Thursday, April 7, 2011

Paleo Lifestyle vs. Typical Western Diet Nutritional Throwdown

It's frequently assumed that because I follow a Paleo lifestyle that I'll be devoid of all these vitamins and minerals simply because I don't eat grains, dairy, or sugar.  That really couldn't be further from the truth.  I'm going to lift an excerpt from Loren Cordain's Book for this.  Let's take a typical Paleo day vs. a typical Western diet day.  This is an example using a 25 year old woman.  Out of a typical 2,200 calorie day (the US Recommended daily allowance, or RDA) half of her calories are coming from plant sources, and half from animal, all able to be found at your local grocery store.

Typical Paleo Lifestyle day:

Breakfast:  1/2 a cantaloupe, and a 12oz portion of Atlantic Salmon.

Lunch:  Shrimp and spinach/vegetable salad.  Specifically, seven large shrimp, three cups raw spinach leaves, one shredded carrot, one sliced cucumber, two diced tomatoes, and a lemon juice/olive oil/spice dressing.

Dinner:  Two lean pork chops, two cups steamed broccoli, and a tossed green salad consisting of two cups romaine lettuce, a half cup of diced tomatoes, a quarter cup of sliced purple onions, half an avocado, and lemon juice dressing.

Dessert:  Half a cup of fresh or frozen blueberries and a quarter cup of slivered almonds.

Snack:  Cold pork chop

Not too weird eh?  Yes, the salmon for breakfast is a strange choice, but that's not the only thing you can eat for breakfast obviously.  Now let's have a look at the Western Diet choices we're stacking this against:

Typical Western Diet day:

Breakfast:  Danish pastry and two cups of cornflakes with eight ounces whole milk topped with a teaspoon of sugar.  She washes it down with a cup of coffee containing a tablespoon of cream and a teaspoon of sugar.  Due to all the refined carbs consumed for breakfast, her blood sugar level plummets and she's hungry again by mid morning, so in goes a glazed doughnut and another cup of coffee as described above.

Lunch:  Hits McDonald's for lunch and grabs a Quarter Pounder, small fry, and a 12 ounce cola.

Dinner:  Two slices of cheese pizza and a small iceberg lettuce salad with a half a tomato and two tablespoons of thousand island dressing.  This is accompanied by a 12 ounce lemon-lime soda.

Now seriously... people are worried about *my* nutritional intake when that's a very real picture of an average American's daily diet?  I fully realize this isn't necessarily a fair fight, but again, we're looking at the average diet for a follower of a Paleo lifestyle and the average diet of a typical American.  But for giggles, let's look at the comparison.  These will be the percentages of the RDA for each nutrient:

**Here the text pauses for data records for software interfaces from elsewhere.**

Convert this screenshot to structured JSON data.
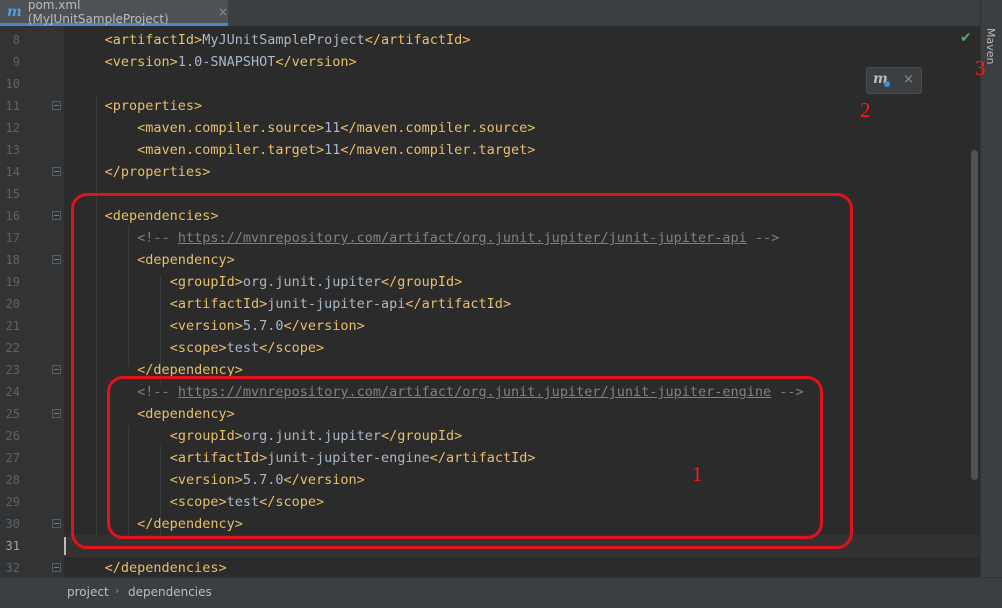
{
  "tab": {
    "icon": "m",
    "label": "pom.xml (MyJUnitSampleProject)",
    "close": "×"
  },
  "side_panel": {
    "label": "Maven",
    "status_icon": "✔"
  },
  "popup": {
    "icon": "maven-reload-icon",
    "icon_text": "m",
    "close": "×"
  },
  "annotations": {
    "a1": "1",
    "a2": "2",
    "a3": "3"
  },
  "breadcrumb": {
    "items": [
      "project",
      "dependencies"
    ],
    "separator": "›"
  },
  "colors": {
    "tag": "#e8bf6a",
    "text": "#a9b7c6",
    "comment": "#808080",
    "annotation": "#e0131a"
  },
  "editor": {
    "current_line": "31",
    "lines": [
      {
        "n": "8",
        "parts": [
          [
            "    ",
            "txt"
          ],
          [
            "<artifactId>",
            "tag"
          ],
          [
            "MyJUnitSampleProject",
            "txt"
          ],
          [
            "</artifactId>",
            "tag"
          ]
        ]
      },
      {
        "n": "9",
        "parts": [
          [
            "    ",
            "txt"
          ],
          [
            "<version>",
            "tag"
          ],
          [
            "1.0-SNAPSHOT",
            "txt"
          ],
          [
            "</version>",
            "tag"
          ]
        ]
      },
      {
        "n": "10",
        "parts": []
      },
      {
        "n": "11",
        "parts": [
          [
            "    ",
            "txt"
          ],
          [
            "<properties>",
            "tag"
          ]
        ]
      },
      {
        "n": "12",
        "parts": [
          [
            "        ",
            "txt"
          ],
          [
            "<maven.compiler.source>",
            "tag"
          ],
          [
            "11",
            "txt"
          ],
          [
            "</maven.compiler.source>",
            "tag"
          ]
        ]
      },
      {
        "n": "13",
        "parts": [
          [
            "        ",
            "txt"
          ],
          [
            "<maven.compiler.target>",
            "tag"
          ],
          [
            "11",
            "txt"
          ],
          [
            "</maven.compiler.target>",
            "tag"
          ]
        ]
      },
      {
        "n": "14",
        "parts": [
          [
            "    ",
            "txt"
          ],
          [
            "</properties>",
            "tag"
          ]
        ]
      },
      {
        "n": "15",
        "parts": []
      },
      {
        "n": "16",
        "parts": [
          [
            "    ",
            "txt"
          ],
          [
            "<dependencies>",
            "tag"
          ]
        ]
      },
      {
        "n": "17",
        "parts": [
          [
            "        ",
            "txt"
          ],
          [
            "<!-- ",
            "cmt"
          ],
          [
            "https://mvnrepository.com/artifact/org.junit.jupiter/junit-jupiter-api",
            "url"
          ],
          [
            " -->",
            "cmt"
          ]
        ]
      },
      {
        "n": "18",
        "parts": [
          [
            "        ",
            "txt"
          ],
          [
            "<dependency>",
            "tag"
          ]
        ]
      },
      {
        "n": "19",
        "parts": [
          [
            "            ",
            "txt"
          ],
          [
            "<groupId>",
            "tag"
          ],
          [
            "org.junit.jupiter",
            "txt"
          ],
          [
            "</groupId>",
            "tag"
          ]
        ]
      },
      {
        "n": "20",
        "parts": [
          [
            "            ",
            "txt"
          ],
          [
            "<artifactId>",
            "tag"
          ],
          [
            "junit-jupiter-api",
            "txt"
          ],
          [
            "</artifactId>",
            "tag"
          ]
        ]
      },
      {
        "n": "21",
        "parts": [
          [
            "            ",
            "txt"
          ],
          [
            "<version>",
            "tag"
          ],
          [
            "5.7.0",
            "txt"
          ],
          [
            "</version>",
            "tag"
          ]
        ]
      },
      {
        "n": "22",
        "parts": [
          [
            "            ",
            "txt"
          ],
          [
            "<scope>",
            "tag"
          ],
          [
            "test",
            "txt"
          ],
          [
            "</scope>",
            "tag"
          ]
        ]
      },
      {
        "n": "23",
        "parts": [
          [
            "        ",
            "txt"
          ],
          [
            "</dependency>",
            "tag"
          ]
        ]
      },
      {
        "n": "24",
        "parts": [
          [
            "        ",
            "txt"
          ],
          [
            "<!-- ",
            "cmt"
          ],
          [
            "https://mvnrepository.com/artifact/org.junit.jupiter/junit-jupiter-engine",
            "url"
          ],
          [
            " -->",
            "cmt"
          ]
        ]
      },
      {
        "n": "25",
        "parts": [
          [
            "        ",
            "txt"
          ],
          [
            "<dependency>",
            "tag"
          ]
        ]
      },
      {
        "n": "26",
        "parts": [
          [
            "            ",
            "txt"
          ],
          [
            "<groupId>",
            "tag"
          ],
          [
            "org.junit.jupiter",
            "txt"
          ],
          [
            "</groupId>",
            "tag"
          ]
        ]
      },
      {
        "n": "27",
        "parts": [
          [
            "            ",
            "txt"
          ],
          [
            "<artifactId>",
            "tag"
          ],
          [
            "junit-jupiter-engine",
            "txt"
          ],
          [
            "</artifactId>",
            "tag"
          ]
        ]
      },
      {
        "n": "28",
        "parts": [
          [
            "            ",
            "txt"
          ],
          [
            "<version>",
            "tag"
          ],
          [
            "5.7.0",
            "txt"
          ],
          [
            "</version>",
            "tag"
          ]
        ]
      },
      {
        "n": "29",
        "parts": [
          [
            "            ",
            "txt"
          ],
          [
            "<scope>",
            "tag"
          ],
          [
            "test",
            "txt"
          ],
          [
            "</scope>",
            "tag"
          ]
        ]
      },
      {
        "n": "30",
        "parts": [
          [
            "        ",
            "txt"
          ],
          [
            "</dependency>",
            "tag"
          ]
        ]
      },
      {
        "n": "31",
        "parts": []
      },
      {
        "n": "32",
        "parts": [
          [
            "    ",
            "txt"
          ],
          [
            "</dependencies>",
            "tag"
          ]
        ]
      }
    ]
  }
}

Water Soluable Vitamins:

Thiamin (B1):  Paleo 417%, Western 95%
Riboflavin (B2):  Paleo 281%, Western 87%
Niacin (B3):  Paleo 374%, Western 73%
Pyridoxine (B6):  Paleo 369%, Western 20%
Cobalamin (B12):  Paleo 513%, Western 88%
Vitamin C:  Paleo 932%, Western 51%

Fat Soluable Vitamins:

Vitamin A:  Paleo 858%, Western 53%
Vitamin D:  Western 63%, Paleo 0%
Vitamin E:  Paleo 331%, Western 34%
Vitamin K:  Paleo 1,454%, Western 80%

Macro Minerals:

Calcium:  Paleo 111%, Western 111%
Phosphorus:  Paleo 289%, Western 115%
Magnesium:  Paleo 245%, Western 46%

Trace Minerals:

Iron:  Paleo 143%, Western 68%
Zinc:  Paleo 165%, Western 33%

There are a few items that there is no RDA for, but they're really important!  They are:

Omega 3 fats:  Paleo 6.7 grams, Western 1 gram
Dietary Fiber:  Paleo 47 grams, Western 8 grams
Sodium:  Paleo 813 milligrams, Western 2,943 milligrams
Potassium:  Paleo 8.5 grams, Western 2.1 grams

I've included only vitamins and minerals people would consider "common" even though the book gives many more.  I've not omitted anything where Paleo would have been an inferior dietary choice.  As you can see, there is only one listed where the Western example is better than Paleo, and only one where they are equal.  

Again, this is just an example provided in the book.  I may create my own example of a real day of my eating at some point against what I believe most people would consider a "Healthy" day of eating for the average American.

So I hope this puts to rest any fears of my lack of nutrition due to the omission of grains, dairy, and sugar from my diet!

No comments:

Post a Comment